→ **Dataset rows describing interfaces**:
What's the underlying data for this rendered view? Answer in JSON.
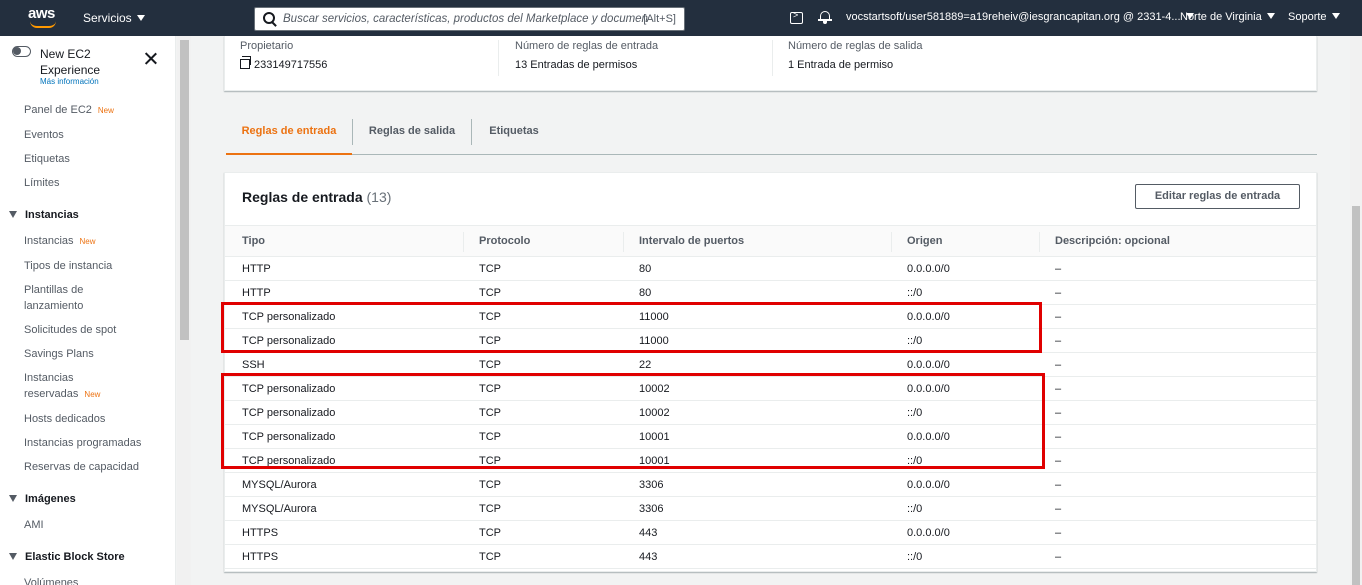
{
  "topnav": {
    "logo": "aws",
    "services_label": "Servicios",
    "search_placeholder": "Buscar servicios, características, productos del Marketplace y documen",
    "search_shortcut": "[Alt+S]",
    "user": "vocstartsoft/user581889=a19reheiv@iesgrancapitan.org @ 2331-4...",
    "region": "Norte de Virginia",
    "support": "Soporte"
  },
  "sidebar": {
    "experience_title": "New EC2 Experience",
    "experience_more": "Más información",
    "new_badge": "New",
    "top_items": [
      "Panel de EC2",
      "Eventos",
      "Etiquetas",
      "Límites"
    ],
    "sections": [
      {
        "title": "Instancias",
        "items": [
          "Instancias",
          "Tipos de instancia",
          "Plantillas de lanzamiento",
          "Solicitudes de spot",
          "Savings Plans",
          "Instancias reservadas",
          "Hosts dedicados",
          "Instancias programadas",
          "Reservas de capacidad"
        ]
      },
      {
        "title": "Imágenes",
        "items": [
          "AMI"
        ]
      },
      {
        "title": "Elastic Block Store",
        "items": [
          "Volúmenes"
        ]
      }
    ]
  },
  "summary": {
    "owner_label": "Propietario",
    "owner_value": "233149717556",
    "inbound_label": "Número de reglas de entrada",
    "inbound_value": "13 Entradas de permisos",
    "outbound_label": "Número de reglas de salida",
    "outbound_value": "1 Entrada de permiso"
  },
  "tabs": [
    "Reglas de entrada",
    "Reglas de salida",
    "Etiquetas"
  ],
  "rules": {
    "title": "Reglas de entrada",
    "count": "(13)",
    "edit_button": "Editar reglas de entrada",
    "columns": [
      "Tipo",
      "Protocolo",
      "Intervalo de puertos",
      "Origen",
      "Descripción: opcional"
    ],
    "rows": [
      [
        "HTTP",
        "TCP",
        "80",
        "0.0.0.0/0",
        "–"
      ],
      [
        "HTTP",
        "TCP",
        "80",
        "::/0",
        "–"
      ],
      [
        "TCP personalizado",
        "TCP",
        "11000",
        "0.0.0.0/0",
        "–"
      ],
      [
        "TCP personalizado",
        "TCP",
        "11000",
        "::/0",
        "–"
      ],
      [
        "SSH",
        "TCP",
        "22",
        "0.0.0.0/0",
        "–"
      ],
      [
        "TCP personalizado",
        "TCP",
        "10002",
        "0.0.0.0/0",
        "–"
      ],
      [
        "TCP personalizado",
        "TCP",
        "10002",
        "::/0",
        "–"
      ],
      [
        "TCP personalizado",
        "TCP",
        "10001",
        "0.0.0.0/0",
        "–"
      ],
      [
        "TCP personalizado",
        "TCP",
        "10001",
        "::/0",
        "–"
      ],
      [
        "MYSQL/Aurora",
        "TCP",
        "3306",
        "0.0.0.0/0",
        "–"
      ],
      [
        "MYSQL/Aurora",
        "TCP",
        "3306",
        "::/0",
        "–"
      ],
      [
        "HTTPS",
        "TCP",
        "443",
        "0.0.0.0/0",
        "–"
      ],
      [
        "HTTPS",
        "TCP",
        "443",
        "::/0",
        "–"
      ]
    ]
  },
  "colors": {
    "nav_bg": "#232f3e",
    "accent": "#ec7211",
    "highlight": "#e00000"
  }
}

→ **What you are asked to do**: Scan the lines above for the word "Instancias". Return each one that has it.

→ **Output for this task**:
        "title": "Instancias",
          "Instancias",
          "Instancias reservadas",
          "Instancias programadas",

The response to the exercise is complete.